By Andy Turner
Forecasting the monsoon in India continues to be a challenge for scientists, both for the season ahead and long into the future, the monsoon being vital for 80% of the country’s annual rainfall and securing the food supply for more than a billion people.
For years scientists have studied climate models from all over the world to understand why they don’t represent the monsoon well. But new observations are needed to help understand the processes involved, including how the land surface affects the timing of the onset and cessation of the rains, and how the deep convective clouds of the tropics work together with the monsoon winds that cover a much larger region.
Figure 1. The summer months feature much stronger rains than winter over India (coloured blue over the land) as winds blow onshore from the Indian Ocean. Also shown are sea-surface temperatures. Notice the heavy rainfall on the west coast, caused by the influence of the Western Ghats mountains.
University of Reading and the Indian Institute of Science in Bengaluru (Bangalore) led a team of more than 10 universities, research institutes and operational forecasting centres to observe the monsoon in India from the air and on the ground.
After years of planning, this May we flew the NERC-owned Atmospheric Research Aircraft, a BAe-146 four-engine jet operated by the NCAS Facility for Airborne Atmospheric Measurement to India, as part of one of the largest observational campaigns that NERC has ever funded.
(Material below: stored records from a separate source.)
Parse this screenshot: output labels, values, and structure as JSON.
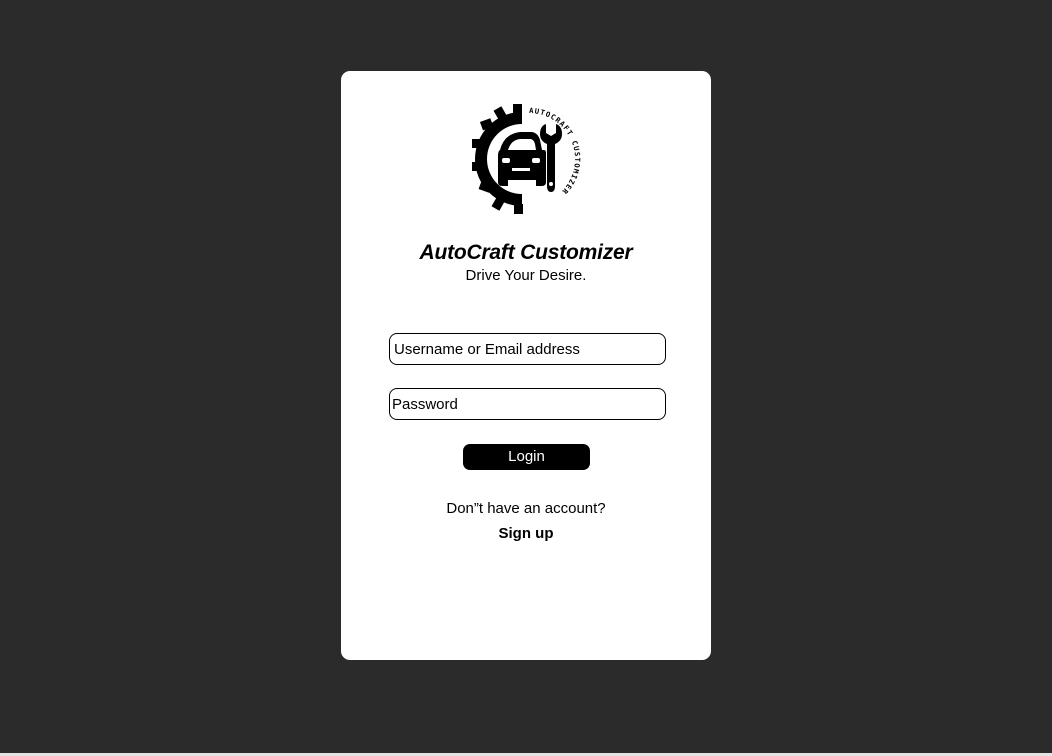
{
  "app": {
    "title": "AutoCraft Customizer",
    "tagline": "Drive Your Desire."
  },
  "logo": {
    "icon": "gear-car-wrench-logo",
    "text": "AUTOCRAFT CUSTOMIZER"
  },
  "form": {
    "username_placeholder": "Username or Email address",
    "password_placeholder": "Password",
    "login_label": "Login"
  },
  "footer": {
    "prompt": "Don”t have an account?",
    "signup_label": "Sign up"
  },
  "colors": {
    "background": "#2b2b2b",
    "card": "#ffffff",
    "primary": "#000000"
  }
}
We based ourselves in two locations: the northern city of Lucknow, central to some of India’s most fertile land in the basin of the river Ganges, and in Bengaluru in the southern peninsular, equidistant between the heavy rains of the Western Ghats mountains and the drier land on the east coast. The aircraft returned to the UK in mid-July.
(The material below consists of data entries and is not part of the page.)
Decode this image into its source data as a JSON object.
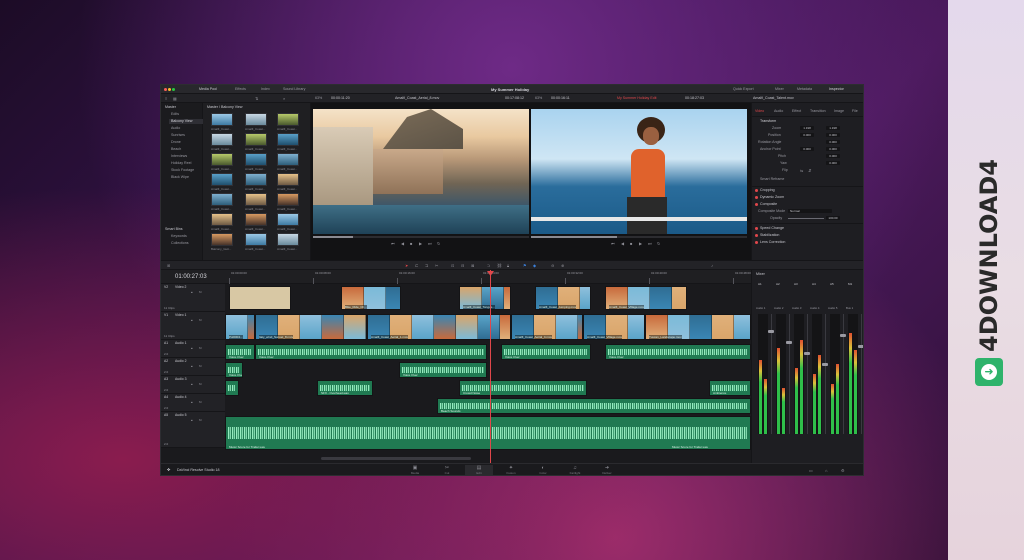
{
  "app": {
    "project_title": "My Summer Holiday",
    "product_name": "DaVinci Resolve Studio 18"
  },
  "menubar": {
    "items": [
      "Media Pool",
      "Effects",
      "Index",
      "Sound Library"
    ],
    "right_items": [
      "Quick Export",
      "Mixer",
      "Metadata",
      "Inspector"
    ]
  },
  "toolbar": {
    "source_zoom": "63%",
    "source_timecode": "00:00:11:20",
    "source_clip": "Amalfi_Coast_Aerial_8.mov",
    "source_duration": "00:17:08:12",
    "program_zoom": "63%",
    "program_timecode": "00:00:16:11",
    "program_timeline": "My Summer Holiday Edit",
    "program_position": "00:18:27:03",
    "inspector_clip": "Amalfi_Coast_Talent.mov"
  },
  "media_pool": {
    "bins_header": "Master",
    "bins": [
      "Edits",
      "Balcony View",
      "Audio",
      "Sunrises",
      "Drone",
      "Beach",
      "Interviews",
      "Holiday Reel",
      "Stock Footage",
      "Black Wipe"
    ],
    "smart_bins_header": "Smart Bins",
    "smart_bins": [
      "Keywords",
      "Collections"
    ],
    "current_path": "Master / Balcony View",
    "clip_labels": [
      "Amalfi_Coast...",
      "Amalfi_Coast...",
      "Amalfi_Coast...",
      "Amalfi_Coast...",
      "Amalfi_Coast...",
      "Amalfi_Coast...",
      "Amalfi_Coast...",
      "Amalfi_Coast...",
      "Amalfi_Coast...",
      "Amalfi_Coast...",
      "Amalfi_Coast...",
      "Amalfi_Coast...",
      "Amalfi_Coast...",
      "Amalfi_Coast...",
      "Amalfi_Coast...",
      "Amalfi_Coast...",
      "Amalfi_Coast...",
      "Amalfi_Coast...",
      "Balcony_Guit...",
      "Amalfi_Coast...",
      "Amalfi_Coast..."
    ]
  },
  "inspector": {
    "tabs": [
      "Video",
      "Audio",
      "Effect",
      "Transition",
      "Image",
      "File"
    ],
    "section_transform": "Transform",
    "zoom_label": "Zoom",
    "zoom_x": "1.198",
    "zoom_y": "1.198",
    "position_label": "Position",
    "position_x": "0.000",
    "position_y": "0.000",
    "rotation_label": "Rotation Angle",
    "rotation": "0.000",
    "anchor_label": "Anchor Point",
    "anchor_x": "0.000",
    "anchor_y": "0.000",
    "pitch_label": "Pitch",
    "pitch": "0.000",
    "yaw_label": "Yaw",
    "yaw": "0.000",
    "flip_label": "Flip",
    "smart_reframe": "Smart Reframe",
    "cropping": "Cropping",
    "dynamic_zoom": "Dynamic Zoom",
    "composite": "Composite",
    "composite_mode_label": "Composite Mode",
    "composite_mode": "Normal",
    "opacity_label": "Opacity",
    "opacity": "100.00",
    "speed_change": "Speed Change",
    "stabilization": "Stabilization",
    "lens_correction": "Lens Correction"
  },
  "timeline": {
    "timecode": "01:00:27:03",
    "ruler_marks": [
      "01:00:00:00",
      "01:00:08:00",
      "01:00:16:00",
      "01:00:24:00",
      "01:00:32:00",
      "01:00:40:00",
      "01:00:48:00"
    ],
    "tracks": [
      {
        "id": "V2",
        "name": "Video 2",
        "clips_count": "11 Clips"
      },
      {
        "id": "V1",
        "name": "Video 1",
        "clips_count": "11 Clips"
      },
      {
        "id": "A1",
        "name": "Audio 1",
        "clips_count": "2.0"
      },
      {
        "id": "A2",
        "name": "Audio 2",
        "clips_count": "2.0"
      },
      {
        "id": "A3",
        "name": "Audio 3",
        "clips_count": "2.0"
      },
      {
        "id": "A4",
        "name": "Audio 4",
        "clips_count": "2.0"
      },
      {
        "id": "A5",
        "name": "Audio 5",
        "clips_count": "2.0"
      }
    ],
    "clip_names": {
      "v2_a": "Bike_Ride_Ch...",
      "v2_b": "Amalfi_Coast_Tongue...",
      "v2_c": "Amalfi_Coast_Jumping.mov",
      "v2_d": "Amalfi_Coast_Village.mov",
      "v1_a": "Pol0004...",
      "v1_b": "Italy_wind_Sunset_8.mov",
      "v1_c": "Amalfi_Coast_Aerial_1.mov",
      "v1_d": "Amalfi_Coast_Aerial_4.mov",
      "v1_e": "Amalfi_Coast_Village.mov",
      "v1_f": "Tuscan_Landscape.mov",
      "a1_a": "Voice Over",
      "a1_b": "Voice Over",
      "a1_c": "Voice Over",
      "a1_d": "Voice Over",
      "a2_a": "Voice Over",
      "a2_b": "Voice Over",
      "a3_a": "SFX - Overhead.wav",
      "a3_b": "Crowd Noise",
      "a3_c": "Ambience",
      "a4_a": "Beach Sounds",
      "a5_a": "Music Score for Trailer.wav",
      "a5_b": "Music Score for Trailer.wav"
    }
  },
  "mixer": {
    "title": "Mixer",
    "channels": [
      "A1",
      "A2",
      "A3",
      "A4",
      "A5",
      "M1"
    ],
    "channel_labels": [
      "Audio 1",
      "Audio 2",
      "Audio 3",
      "Audio 4",
      "Audio 5",
      "Bus 1"
    ],
    "levels": [
      0.62,
      0.46,
      0.72,
      0.38,
      0.55,
      0.78,
      0.5,
      0.66,
      0.42,
      0.58,
      0.84,
      0.7
    ]
  },
  "pages": [
    "Media",
    "Cut",
    "Edit",
    "Fusion",
    "Color",
    "Fairlight",
    "Deliver"
  ],
  "active_page": "Edit",
  "brand": {
    "site_name": "4DOWNLOAD4"
  }
}
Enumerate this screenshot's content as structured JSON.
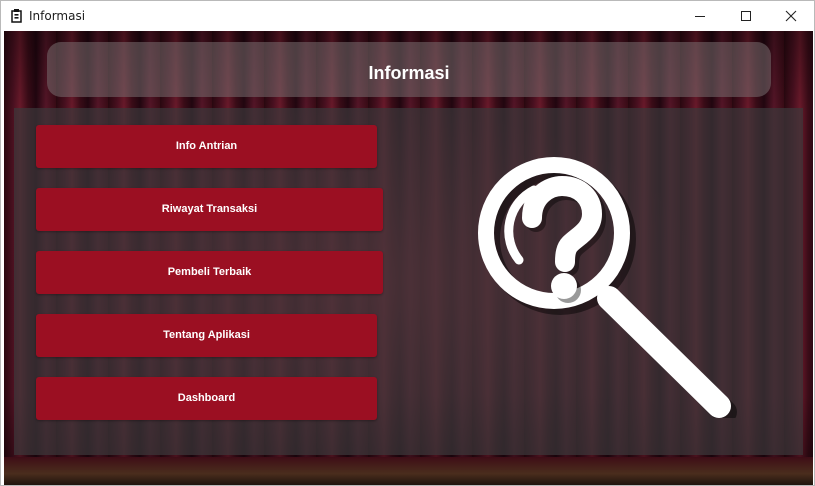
{
  "window": {
    "title": "Informasi",
    "controls": {
      "minimize": "minimize-icon",
      "maximize": "maximize-icon",
      "close": "close-icon"
    }
  },
  "header": {
    "title": "Informasi"
  },
  "menu": {
    "items": [
      {
        "label": "Info Antrian"
      },
      {
        "label": "Riwayat Transaksi"
      },
      {
        "label": "Pembeli Terbaik"
      },
      {
        "label": "Tentang Aplikasi"
      },
      {
        "label": "Dashboard"
      }
    ]
  },
  "illustration": {
    "icon": "magnifier-question-icon"
  },
  "colors": {
    "accent": "#9b0f22",
    "panel": "#3c373a"
  }
}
In the north we captured the monsoon onset: taking measurements as the monsoon progresses from east to west over the plains. How do the transitions between wet and dry soils affect the development of monsoon storms? How do the temperature and humidity change as we approach the Thar Desert in north-western India? By analysing our results over the next few years, we’ll find out.
In the south we gave more attention to the heavy rainfall over the Western Ghats mountains. How does this rainfall change during the day? What does the atmospheric boundary layer look like to the west of the mountains, over the Arabian Sea from where the moisture originates? Just as in the north, and as explained in our Planet Earth article, several of our flights took place only a few hundred feet above the ground, giving a spectacular, if bumpy, view of the landscape.
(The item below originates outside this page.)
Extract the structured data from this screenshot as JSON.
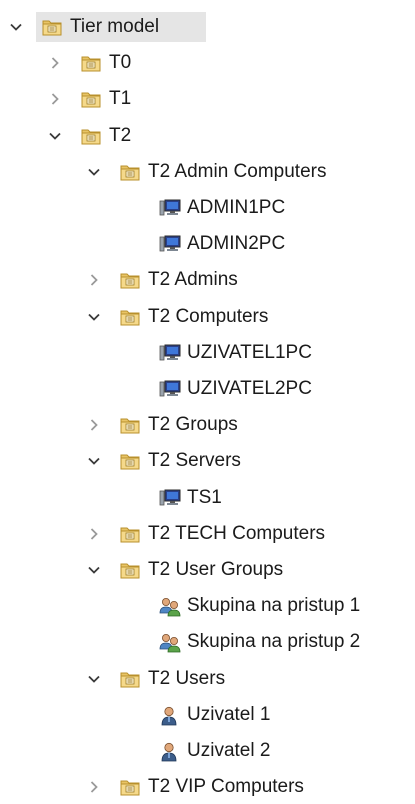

A research aircraft has the advantage of being able to cover large distances and measure large weather systems from different angles. But fuel and supporting the aircraft is expensive and requires a huge commitment of engineers & flight operations and instrument scientists at FAAM and the Met Office. To accompany these measurements, the INCOMPASS project also put in place a series of flux towers (installed by colleagues at CEH) at locations across India (Figure 2).
Figure 2. Towers like this one installed at IIT Kanpur by INCOMPASS colleagues at CEH will offer long-term measurements of fluxes of heat and moisture passed from the surface to the atmosphere. Photo (c) Andy Turner 2016.
Flux towers are vital for measuring turbulent fluxes of heat and moisture as they migrate from the surface to the atmosphere. The information collected in 2016 and hopefully for years to come will help develop and improve the JULES land model, a vital component of the weather and climate models used by the Met Office. INCOMPASS also gave us the opportunity to use the Department of Meteorology radiosonde equipment. We based this at IIT Kanpur in northern India, close to our Lucknow airport base, and launched more than 100 balloons during the monsoon rains of July.
Figure 3. Scientists in India prepare to launch a radiosonde (weather balloon). Photo (c) Andy Turner 2016.
But what happens next? The team of scientists and students will spend the next few years analysing the vast datasets collected. With the Met Office and the NCAS Computational Modelling Services, we will be running model experiments at a variety of high resolutions to compare with our data for the 2016 monsoon. During the field campaign, we ran forecasts for India at 4 km resolution, but in the work to come we hope to perform tests below the kilometre scale to see how well we can re-forecast some of the storms in the monsoon.